Payackapan said: Yes, we’re ready. FTTx is everywhere.
Keynote Presentation by Duncan Clark, OBE, Entrepreneur; Author; Board Director, Bangkok Bank (China); former Visiting Scholar at Stanford University, and Founder & Chairman, BDA China
When the dragon awakes…
Duncan Clark recalled the fascinating story of Jack Ma, the founder of Alibaba and one of China’s biggest Internet companies, and about whom Clark has written a biography – signed copies were available after the presentation.
The company started in 1999 – Clark didn’t take up an option to buy shares which he said cost him $30 million. In China, Alibaba fronts 10m merchants. Clark talked through how China is moving from ‘made in China’ to ‘bought in China’. Alibaba owns Alipay (3-4x bigger than PayPal) in China and provides escrow services to give trust. Some 60% of postal packages in China are delivering Alibaba goods.

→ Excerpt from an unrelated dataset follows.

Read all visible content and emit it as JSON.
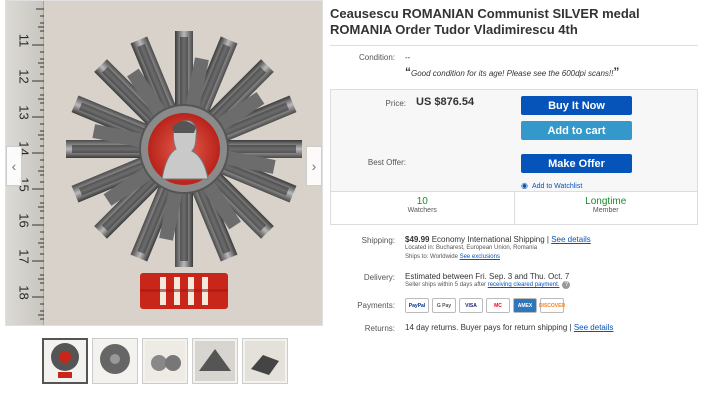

He talked about entrepreneurial cities in China. China makes everything – from toothbrushes to Apple hardware. Yes the state enterprises sell overseas as well as locally but private enterprise drives the economy.
He gave anecdotes of Jack Ma’s past – his were not rich parents, he set up several businesses which failed. Sold Internet space to hotels to market themselves on the Internet. “An unusual and entertaining fellow.”
Alibaba is now a $200b company. Yahoo owns a piece of Alibaba – the biggest and best investment it ever made? Clark talked about the great culture of Alibaba, a family company – that put the customer first, then employees, then shareholders.
What can Alibaba do – where’s the space for it? Expansion of Alibaba into areas where the state used to be.
Camille Mendler interview
We need to ask what rise of China means for the rest of the world. You need to go there to do business. There’s a new Silicon Valley emerging in NE Asia.
Jack Ma is now investing in the US to help western brands sell into China.